WORK TASK: I need all the entries repeated exactly as written.

EXCERPTED RECORDS Start Marker

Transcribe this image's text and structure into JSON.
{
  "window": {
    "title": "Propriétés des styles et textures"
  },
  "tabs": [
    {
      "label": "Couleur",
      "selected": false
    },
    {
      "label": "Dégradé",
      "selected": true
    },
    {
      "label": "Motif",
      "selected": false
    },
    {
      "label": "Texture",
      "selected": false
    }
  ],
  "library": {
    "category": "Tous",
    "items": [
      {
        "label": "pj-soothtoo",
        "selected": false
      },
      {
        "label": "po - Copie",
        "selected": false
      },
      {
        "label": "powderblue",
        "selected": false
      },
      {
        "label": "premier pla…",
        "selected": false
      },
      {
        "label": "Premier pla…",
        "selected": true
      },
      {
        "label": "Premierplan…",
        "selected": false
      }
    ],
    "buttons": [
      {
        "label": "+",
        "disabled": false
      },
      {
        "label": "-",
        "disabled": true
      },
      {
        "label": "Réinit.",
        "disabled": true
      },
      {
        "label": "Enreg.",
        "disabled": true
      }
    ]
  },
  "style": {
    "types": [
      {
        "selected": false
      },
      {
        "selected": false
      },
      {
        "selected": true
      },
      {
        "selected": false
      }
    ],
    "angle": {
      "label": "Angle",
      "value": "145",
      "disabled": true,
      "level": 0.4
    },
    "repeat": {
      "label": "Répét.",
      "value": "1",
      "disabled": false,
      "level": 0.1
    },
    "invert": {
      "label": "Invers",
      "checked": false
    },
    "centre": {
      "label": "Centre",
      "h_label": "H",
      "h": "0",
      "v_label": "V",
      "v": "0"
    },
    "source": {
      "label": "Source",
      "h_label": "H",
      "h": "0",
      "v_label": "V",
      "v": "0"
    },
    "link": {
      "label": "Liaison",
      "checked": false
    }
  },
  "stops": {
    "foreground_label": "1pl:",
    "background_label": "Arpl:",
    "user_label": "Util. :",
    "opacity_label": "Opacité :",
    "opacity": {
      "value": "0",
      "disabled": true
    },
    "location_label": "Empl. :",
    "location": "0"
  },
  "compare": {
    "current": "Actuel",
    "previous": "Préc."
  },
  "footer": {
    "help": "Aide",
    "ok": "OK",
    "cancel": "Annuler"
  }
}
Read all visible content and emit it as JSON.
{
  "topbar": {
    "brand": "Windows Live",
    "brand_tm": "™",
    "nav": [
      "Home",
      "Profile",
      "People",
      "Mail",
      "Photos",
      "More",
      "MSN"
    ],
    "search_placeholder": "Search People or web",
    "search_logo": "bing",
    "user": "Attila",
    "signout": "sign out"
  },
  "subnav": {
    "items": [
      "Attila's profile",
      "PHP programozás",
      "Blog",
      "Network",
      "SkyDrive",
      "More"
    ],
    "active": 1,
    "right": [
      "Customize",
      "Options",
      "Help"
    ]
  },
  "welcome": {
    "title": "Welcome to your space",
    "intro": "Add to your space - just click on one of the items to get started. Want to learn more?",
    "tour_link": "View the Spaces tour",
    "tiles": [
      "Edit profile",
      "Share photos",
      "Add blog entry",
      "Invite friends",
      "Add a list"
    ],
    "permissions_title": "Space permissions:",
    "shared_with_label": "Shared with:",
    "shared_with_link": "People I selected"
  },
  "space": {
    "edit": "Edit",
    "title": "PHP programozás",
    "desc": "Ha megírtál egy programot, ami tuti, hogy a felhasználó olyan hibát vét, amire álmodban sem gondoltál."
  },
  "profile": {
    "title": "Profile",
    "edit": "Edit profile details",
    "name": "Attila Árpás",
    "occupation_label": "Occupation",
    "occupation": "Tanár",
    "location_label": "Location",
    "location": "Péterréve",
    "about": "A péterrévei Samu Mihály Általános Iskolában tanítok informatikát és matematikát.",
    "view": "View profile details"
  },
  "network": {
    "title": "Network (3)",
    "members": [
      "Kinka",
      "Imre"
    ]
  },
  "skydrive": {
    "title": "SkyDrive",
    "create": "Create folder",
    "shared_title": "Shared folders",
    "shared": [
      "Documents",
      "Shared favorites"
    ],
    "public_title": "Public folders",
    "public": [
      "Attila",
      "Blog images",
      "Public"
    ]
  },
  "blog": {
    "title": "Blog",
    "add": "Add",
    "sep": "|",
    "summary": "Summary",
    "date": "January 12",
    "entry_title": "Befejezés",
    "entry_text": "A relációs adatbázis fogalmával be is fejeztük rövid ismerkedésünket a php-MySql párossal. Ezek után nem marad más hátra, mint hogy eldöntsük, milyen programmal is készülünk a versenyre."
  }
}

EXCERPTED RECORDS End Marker

ANSWER SECTION:
Transcribe this image's text and structure into JSON.
{
  "window": {
    "title": "Propriétés des styles et textures"
  },
  "tabs": [
    {
      "label": "Couleur",
      "selected": false
    },
    {
      "label": "Dégradé",
      "selected": true
    },
    {
      "label": "Motif",
      "selected": false
    },
    {
      "label": "Texture",
      "selected": false
    }
  ],
  "library": {
    "category": "Tous",
    "items": [
      {
        "label": "pj-soothtoo",
        "selected": false
      },
      {
        "label": "po - Copie",
        "selected": false
      },
      {
        "label": "powderblue",
        "selected": false
      },
      {
        "label": "premier pla…",
        "selected": false
      },
      {
        "label": "Premier pla…",
        "selected": true
      },
      {
        "label": "Premierplan…",
        "selected": false
      }
    ],
    "buttons": [
      {
        "label": "+",
        "disabled": false
      },
      {
        "label": "-",
        "disabled": true
      },
      {
        "label": "Réinit.",
        "disabled": true
      },
      {
        "label": "Enreg.",
        "disabled": true
      }
    ]
  },
  "style": {
    "types": [
      {
        "selected": false
      },
      {
        "selected": false
      },
      {
        "selected": true
      },
      {
        "selected": false
      }
    ],
    "angle": {
      "label": "Angle",
      "value": "145",
      "disabled": true,
      "level": 0.4
    },
    "repeat": {
      "label": "Répét.",
      "value": "1",
      "disabled": false,
      "level": 0.1
    },
    "invert": {
      "label": "Invers",
      "checked": false
    },
    "centre": {
      "label": "Centre",
      "h_label": "H",
      "h": "0",
      "v_label": "V",
      "v": "0"
    },
    "source": {
      "label": "Source",
      "h_label": "H",
      "h": "0",
      "v_label": "V",
      "v": "0"
    },
    "link": {
      "label": "Liaison",
      "checked": false
    }
  },
  "stops": {
    "foreground_label": "1pl:",
    "background_label": "Arpl:",
    "user_label": "Util. :",
    "opacity_label": "Opacité :",
    "opacity": {
      "value": "0",
      "disabled": true
    },
    "location_label": "Empl. :",
    "location": "0"
  },
  "compare": {
    "current": "Actuel",
    "previous": "Préc."
  },
  "footer": {
    "help": "Aide",
    "ok": "OK",
    "cancel": "Annuler"
  }
}
Read all visible content and emit it as JSON.
{
  "topbar": {
    "brand": "Windows Live",
    "brand_tm": "™",
    "nav": [
      "Home",
      "Profile",
      "People",
      "Mail",
      "Photos",
      "More",
      "MSN"
    ],
    "search_placeholder": "Search People or web",
    "search_logo": "bing",
    "user": "Attila",
    "signout": "sign out"
  },
  "subnav": {
    "items": [
      "Attila's profile",
      "PHP programozás",
      "Blog",
      "Network",
      "SkyDrive",
      "More"
    ],
    "active": 1,
    "right": [
      "Customize",
      "Options",
      "Help"
    ]
  },
  "welcome": {
    "title": "Welcome to your space",
    "intro": "Add to your space - just click on one of the items to get started. Want to learn more?",
    "tour_link": "View the Spaces tour",
    "tiles": [
      "Edit profile",
      "Share photos",
      "Add blog entry",
      "Invite friends",
      "Add a list"
    ],
    "permissions_title": "Space permissions:",
    "shared_with_label": "Shared with:",
    "shared_with_link": "People I selected"
  },
  "space": {
    "edit": "Edit",
    "title": "PHP programozás",
    "desc": "Ha megírtál egy programot, ami tuti, hogy a felhasználó olyan hibát vét, amire álmodban sem gondoltál."
  },
  "profile": {
    "title": "Profile",
    "edit": "Edit profile details",
    "name": "Attila Árpás",
    "occupation_label": "Occupation",
    "occupation": "Tanár",
    "location_label": "Location",
    "location": "Péterréve",
    "about": "A péterrévei Samu Mihály Általános Iskolában tanítok informatikát és matematikát.",
    "view": "View profile details"
  },
  "network": {
    "title": "Network (3)",
    "members": [
      "Kinka",
      "Imre"
    ]
  },
  "skydrive": {
    "title": "SkyDrive",
    "create": "Create folder",
    "shared_title": "Shared folders",
    "shared": [
      "Documents",
      "Shared favorites"
    ],
    "public_title": "Public folders",
    "public": [
      "Attila",
      "Blog images",
      "Public"
    ]
  },
  "blog": {
    "title": "Blog",
    "add": "Add",
    "sep": "|",
    "summary": "Summary",
    "date": "January 12",
    "entry_title": "Befejezés",
    "entry_text": "A relációs adatbázis fogalmával be is fejeztük rövid ismerkedésünket a php-MySql párossal. Ezek után nem marad más hátra, mint hogy eldöntsük, milyen programmal is készülünk a versenyre."
  }
}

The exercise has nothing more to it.